- Supplied records:
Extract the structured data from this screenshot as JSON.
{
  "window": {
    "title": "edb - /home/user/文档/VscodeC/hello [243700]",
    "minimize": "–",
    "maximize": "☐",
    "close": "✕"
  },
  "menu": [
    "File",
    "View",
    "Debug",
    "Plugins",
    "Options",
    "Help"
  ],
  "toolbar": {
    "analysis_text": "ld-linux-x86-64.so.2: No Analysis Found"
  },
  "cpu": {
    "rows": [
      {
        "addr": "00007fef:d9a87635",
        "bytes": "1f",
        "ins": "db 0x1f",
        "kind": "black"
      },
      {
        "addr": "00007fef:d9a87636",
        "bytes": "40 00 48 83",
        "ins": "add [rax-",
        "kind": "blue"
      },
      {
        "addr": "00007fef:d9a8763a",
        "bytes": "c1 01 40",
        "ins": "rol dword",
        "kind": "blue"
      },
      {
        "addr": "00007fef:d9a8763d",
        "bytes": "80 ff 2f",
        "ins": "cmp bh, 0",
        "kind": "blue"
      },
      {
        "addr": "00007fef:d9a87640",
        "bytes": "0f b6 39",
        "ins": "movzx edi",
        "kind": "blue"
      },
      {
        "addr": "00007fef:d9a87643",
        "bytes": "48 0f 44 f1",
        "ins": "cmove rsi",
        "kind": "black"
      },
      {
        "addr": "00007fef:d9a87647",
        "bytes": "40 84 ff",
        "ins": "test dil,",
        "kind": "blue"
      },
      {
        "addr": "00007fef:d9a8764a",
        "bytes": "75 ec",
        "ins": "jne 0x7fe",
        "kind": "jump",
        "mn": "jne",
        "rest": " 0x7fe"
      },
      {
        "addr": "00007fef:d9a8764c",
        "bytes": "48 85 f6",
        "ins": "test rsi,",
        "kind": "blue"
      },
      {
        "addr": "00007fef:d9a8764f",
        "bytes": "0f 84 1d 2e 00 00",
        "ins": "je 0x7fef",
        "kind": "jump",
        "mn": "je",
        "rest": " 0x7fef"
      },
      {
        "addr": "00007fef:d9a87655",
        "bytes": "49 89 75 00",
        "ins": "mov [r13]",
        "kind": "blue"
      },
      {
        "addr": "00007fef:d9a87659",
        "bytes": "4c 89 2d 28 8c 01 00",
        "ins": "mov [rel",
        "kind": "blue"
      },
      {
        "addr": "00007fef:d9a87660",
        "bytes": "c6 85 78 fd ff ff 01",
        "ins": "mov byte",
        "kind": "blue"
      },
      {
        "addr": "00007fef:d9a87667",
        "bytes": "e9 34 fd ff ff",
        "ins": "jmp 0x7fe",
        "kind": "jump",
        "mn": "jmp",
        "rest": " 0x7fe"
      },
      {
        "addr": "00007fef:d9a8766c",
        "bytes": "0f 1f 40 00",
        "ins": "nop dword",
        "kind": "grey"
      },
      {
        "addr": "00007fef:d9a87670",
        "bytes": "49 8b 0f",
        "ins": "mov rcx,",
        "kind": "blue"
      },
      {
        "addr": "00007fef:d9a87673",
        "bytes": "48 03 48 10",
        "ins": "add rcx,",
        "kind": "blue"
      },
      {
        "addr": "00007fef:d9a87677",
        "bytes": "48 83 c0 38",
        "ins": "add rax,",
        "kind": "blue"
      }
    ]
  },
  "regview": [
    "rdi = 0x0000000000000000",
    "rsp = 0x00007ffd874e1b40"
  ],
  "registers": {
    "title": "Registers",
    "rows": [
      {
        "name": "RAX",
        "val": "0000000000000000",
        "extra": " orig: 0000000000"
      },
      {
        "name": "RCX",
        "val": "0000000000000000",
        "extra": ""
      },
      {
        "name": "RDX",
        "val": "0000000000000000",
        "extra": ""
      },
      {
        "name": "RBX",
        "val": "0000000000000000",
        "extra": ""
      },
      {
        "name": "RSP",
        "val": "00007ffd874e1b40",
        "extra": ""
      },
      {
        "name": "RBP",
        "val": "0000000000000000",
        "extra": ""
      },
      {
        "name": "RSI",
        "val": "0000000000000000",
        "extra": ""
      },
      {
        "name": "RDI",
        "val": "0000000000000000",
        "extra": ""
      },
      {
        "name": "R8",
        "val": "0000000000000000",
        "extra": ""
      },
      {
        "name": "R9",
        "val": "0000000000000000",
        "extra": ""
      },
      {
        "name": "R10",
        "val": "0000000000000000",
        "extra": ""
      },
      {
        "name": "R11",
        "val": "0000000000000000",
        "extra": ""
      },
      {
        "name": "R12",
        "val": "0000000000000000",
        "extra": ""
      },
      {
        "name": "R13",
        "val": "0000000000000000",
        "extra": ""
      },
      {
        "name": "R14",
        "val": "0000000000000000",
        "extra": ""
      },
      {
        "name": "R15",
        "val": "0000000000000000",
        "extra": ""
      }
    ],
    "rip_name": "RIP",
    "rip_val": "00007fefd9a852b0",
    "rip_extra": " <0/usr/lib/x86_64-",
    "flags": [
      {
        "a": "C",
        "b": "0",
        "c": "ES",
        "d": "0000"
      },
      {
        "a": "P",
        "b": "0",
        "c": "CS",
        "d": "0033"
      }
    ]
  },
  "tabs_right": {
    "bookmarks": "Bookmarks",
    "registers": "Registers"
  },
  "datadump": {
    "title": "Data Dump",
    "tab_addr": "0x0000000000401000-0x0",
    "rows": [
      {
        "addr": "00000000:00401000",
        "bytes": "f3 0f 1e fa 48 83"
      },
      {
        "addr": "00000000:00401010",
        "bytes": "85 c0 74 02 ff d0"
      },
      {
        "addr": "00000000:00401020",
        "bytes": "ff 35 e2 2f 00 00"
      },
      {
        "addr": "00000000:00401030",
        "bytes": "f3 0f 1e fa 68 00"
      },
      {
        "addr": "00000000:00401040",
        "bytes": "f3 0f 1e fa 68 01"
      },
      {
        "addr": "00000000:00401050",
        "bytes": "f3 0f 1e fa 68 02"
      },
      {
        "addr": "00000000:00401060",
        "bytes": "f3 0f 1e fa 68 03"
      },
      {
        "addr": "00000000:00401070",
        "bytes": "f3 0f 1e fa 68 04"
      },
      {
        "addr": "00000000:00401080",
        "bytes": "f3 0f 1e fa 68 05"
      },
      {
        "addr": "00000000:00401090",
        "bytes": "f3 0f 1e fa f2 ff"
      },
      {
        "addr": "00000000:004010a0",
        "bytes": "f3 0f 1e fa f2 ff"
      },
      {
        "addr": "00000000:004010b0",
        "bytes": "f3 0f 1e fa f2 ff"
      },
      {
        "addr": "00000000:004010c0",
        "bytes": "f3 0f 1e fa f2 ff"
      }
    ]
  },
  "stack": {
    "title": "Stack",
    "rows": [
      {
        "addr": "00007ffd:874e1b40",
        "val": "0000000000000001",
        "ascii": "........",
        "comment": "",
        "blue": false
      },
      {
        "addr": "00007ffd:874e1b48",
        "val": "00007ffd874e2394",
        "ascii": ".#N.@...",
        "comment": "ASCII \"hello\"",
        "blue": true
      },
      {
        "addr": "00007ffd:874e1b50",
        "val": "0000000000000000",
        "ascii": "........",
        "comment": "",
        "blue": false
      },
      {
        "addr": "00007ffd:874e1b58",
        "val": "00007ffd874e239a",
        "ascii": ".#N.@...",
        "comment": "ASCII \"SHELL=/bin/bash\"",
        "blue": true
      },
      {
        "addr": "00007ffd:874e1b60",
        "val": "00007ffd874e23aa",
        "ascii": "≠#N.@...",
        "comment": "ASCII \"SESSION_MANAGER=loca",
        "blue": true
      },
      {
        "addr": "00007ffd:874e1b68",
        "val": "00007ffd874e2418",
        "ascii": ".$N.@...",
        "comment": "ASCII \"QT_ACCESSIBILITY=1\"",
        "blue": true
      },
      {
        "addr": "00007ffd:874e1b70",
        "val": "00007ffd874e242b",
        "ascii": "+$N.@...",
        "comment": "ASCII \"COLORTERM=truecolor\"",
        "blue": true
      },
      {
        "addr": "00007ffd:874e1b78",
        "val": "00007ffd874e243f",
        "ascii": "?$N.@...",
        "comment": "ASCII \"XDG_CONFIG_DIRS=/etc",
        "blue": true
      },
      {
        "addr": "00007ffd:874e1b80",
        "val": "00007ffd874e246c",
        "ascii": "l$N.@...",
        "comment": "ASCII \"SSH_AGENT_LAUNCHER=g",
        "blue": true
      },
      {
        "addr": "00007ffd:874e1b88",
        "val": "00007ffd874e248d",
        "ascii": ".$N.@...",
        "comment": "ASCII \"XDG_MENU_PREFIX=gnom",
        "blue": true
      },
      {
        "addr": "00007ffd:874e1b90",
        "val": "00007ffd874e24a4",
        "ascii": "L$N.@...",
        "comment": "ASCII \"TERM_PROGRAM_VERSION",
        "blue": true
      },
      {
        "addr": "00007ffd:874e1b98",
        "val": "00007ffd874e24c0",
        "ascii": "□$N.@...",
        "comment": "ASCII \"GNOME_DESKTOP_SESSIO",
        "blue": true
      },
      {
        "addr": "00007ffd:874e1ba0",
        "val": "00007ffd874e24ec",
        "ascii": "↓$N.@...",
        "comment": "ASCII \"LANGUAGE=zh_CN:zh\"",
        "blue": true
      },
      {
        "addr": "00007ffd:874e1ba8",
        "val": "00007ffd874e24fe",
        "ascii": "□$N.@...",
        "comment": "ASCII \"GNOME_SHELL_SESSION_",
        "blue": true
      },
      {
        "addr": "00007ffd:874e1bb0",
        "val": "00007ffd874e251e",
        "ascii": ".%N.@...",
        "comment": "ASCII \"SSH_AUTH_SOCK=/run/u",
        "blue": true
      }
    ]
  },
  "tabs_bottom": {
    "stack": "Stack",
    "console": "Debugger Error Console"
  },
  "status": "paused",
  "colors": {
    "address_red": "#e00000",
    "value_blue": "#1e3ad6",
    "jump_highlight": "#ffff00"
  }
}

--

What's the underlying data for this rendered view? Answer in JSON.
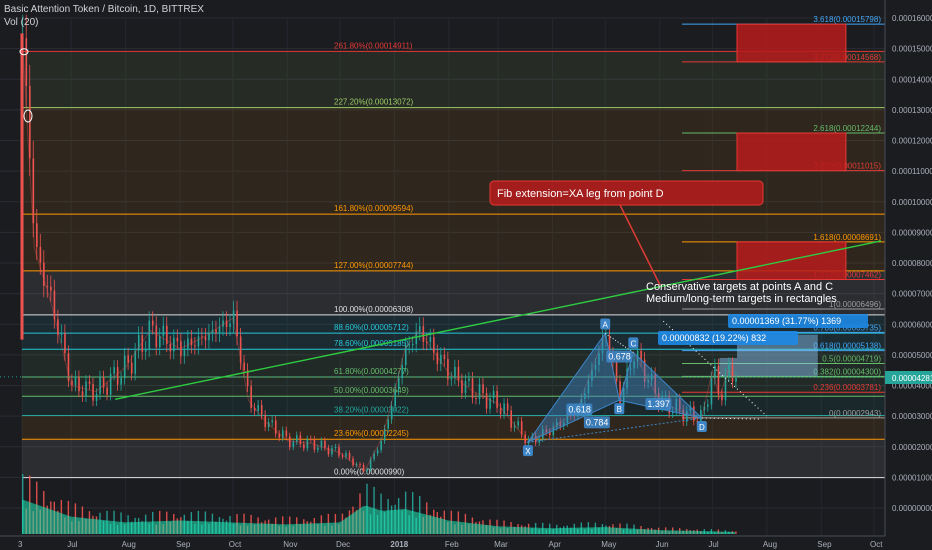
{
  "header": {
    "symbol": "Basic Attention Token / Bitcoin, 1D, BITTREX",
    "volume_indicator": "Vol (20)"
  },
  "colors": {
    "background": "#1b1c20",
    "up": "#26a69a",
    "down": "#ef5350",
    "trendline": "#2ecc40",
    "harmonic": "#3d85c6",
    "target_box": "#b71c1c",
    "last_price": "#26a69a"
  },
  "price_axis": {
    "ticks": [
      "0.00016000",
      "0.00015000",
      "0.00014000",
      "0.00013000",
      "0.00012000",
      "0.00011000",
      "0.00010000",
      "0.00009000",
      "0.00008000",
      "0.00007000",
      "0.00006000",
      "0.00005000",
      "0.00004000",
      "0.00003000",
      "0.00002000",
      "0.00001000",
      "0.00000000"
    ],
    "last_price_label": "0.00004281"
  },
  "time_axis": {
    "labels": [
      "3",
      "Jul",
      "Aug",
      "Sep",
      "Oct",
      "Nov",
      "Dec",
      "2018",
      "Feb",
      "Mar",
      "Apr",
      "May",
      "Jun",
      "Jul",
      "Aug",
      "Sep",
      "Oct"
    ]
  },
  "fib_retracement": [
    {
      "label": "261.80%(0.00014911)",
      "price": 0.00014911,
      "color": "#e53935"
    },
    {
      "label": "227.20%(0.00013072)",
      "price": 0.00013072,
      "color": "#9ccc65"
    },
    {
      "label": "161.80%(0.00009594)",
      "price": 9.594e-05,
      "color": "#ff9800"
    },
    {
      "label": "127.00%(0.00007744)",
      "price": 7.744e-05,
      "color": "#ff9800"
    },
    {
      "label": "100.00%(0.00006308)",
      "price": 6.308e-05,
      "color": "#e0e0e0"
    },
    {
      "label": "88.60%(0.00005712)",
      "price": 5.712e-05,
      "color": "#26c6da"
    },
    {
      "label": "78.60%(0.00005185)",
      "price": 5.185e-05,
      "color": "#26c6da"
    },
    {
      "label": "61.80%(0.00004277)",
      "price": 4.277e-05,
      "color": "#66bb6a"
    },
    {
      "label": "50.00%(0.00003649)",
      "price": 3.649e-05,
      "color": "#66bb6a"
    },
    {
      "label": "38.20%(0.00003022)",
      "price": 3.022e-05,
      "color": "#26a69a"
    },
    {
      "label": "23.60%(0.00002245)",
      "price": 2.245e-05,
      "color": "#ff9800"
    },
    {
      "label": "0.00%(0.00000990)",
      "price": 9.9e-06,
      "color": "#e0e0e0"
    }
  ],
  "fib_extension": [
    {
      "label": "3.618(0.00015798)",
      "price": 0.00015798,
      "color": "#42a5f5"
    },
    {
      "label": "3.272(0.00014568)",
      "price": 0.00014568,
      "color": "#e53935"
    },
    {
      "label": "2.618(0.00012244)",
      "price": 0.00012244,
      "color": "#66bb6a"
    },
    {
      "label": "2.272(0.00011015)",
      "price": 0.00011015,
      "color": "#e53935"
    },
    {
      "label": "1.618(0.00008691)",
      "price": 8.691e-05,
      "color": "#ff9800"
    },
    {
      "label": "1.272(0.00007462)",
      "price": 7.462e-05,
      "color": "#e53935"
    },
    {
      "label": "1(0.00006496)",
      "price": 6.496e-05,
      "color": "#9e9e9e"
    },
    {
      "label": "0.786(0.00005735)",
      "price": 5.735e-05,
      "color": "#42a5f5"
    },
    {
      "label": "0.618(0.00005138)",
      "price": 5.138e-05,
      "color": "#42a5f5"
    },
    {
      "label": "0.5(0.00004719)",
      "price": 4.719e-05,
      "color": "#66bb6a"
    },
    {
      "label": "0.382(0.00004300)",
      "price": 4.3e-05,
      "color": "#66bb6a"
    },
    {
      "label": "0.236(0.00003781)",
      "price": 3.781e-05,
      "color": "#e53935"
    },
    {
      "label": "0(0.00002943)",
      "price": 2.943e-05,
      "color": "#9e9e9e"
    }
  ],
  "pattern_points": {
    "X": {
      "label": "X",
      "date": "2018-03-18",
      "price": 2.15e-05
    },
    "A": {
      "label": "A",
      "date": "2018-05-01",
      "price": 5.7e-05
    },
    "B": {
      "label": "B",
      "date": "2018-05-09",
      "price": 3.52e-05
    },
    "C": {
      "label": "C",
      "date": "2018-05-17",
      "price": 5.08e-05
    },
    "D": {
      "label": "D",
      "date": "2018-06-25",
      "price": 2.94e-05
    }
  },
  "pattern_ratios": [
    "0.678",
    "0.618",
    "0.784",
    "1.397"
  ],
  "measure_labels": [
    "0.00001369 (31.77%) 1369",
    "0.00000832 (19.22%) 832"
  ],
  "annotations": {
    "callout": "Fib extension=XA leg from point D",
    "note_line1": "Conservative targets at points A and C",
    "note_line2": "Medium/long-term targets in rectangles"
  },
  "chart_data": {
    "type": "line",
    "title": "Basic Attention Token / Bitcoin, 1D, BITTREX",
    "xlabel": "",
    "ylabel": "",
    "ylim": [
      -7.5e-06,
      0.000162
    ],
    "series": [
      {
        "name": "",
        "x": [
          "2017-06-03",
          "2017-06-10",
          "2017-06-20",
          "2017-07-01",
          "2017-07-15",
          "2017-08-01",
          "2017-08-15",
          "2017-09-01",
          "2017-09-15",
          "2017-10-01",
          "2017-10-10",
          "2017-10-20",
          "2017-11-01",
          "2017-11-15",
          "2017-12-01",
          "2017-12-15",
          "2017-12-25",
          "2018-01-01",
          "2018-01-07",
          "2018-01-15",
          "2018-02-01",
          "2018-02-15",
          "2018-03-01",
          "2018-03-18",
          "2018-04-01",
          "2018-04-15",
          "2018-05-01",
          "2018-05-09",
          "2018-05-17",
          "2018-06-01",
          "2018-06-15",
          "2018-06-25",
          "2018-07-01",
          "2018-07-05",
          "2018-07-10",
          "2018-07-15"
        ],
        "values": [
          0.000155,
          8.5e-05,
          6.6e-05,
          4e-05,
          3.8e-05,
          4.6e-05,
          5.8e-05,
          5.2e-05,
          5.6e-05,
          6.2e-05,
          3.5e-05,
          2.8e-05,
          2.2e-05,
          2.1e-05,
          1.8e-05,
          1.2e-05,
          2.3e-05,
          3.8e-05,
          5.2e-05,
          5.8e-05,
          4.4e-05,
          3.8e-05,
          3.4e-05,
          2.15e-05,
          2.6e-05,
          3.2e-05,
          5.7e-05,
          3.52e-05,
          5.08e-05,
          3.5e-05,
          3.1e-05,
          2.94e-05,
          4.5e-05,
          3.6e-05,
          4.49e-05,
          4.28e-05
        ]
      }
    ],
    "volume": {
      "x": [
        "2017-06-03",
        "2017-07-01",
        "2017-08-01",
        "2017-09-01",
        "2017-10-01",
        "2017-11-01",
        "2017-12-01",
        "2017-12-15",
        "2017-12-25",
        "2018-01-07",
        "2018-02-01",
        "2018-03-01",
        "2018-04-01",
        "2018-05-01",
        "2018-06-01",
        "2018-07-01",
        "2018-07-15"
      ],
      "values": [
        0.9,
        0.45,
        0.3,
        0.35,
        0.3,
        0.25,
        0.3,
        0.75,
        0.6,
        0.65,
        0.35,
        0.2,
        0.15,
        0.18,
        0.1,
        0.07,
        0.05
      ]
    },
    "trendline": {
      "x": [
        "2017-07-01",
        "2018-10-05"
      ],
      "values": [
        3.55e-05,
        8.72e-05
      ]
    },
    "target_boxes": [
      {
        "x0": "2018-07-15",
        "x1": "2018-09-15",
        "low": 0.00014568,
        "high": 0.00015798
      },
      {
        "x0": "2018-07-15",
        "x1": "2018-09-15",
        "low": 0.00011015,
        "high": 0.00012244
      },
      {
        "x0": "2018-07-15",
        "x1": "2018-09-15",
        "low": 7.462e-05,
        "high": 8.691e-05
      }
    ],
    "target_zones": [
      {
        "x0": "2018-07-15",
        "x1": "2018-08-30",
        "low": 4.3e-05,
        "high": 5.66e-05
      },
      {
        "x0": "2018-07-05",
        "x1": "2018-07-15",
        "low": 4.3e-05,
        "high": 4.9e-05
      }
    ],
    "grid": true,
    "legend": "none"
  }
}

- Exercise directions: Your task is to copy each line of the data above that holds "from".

- Output for this exercise:
Extract the structured data from this screenshot as JSON.
    "callout": "Fib extension=XA leg from point D",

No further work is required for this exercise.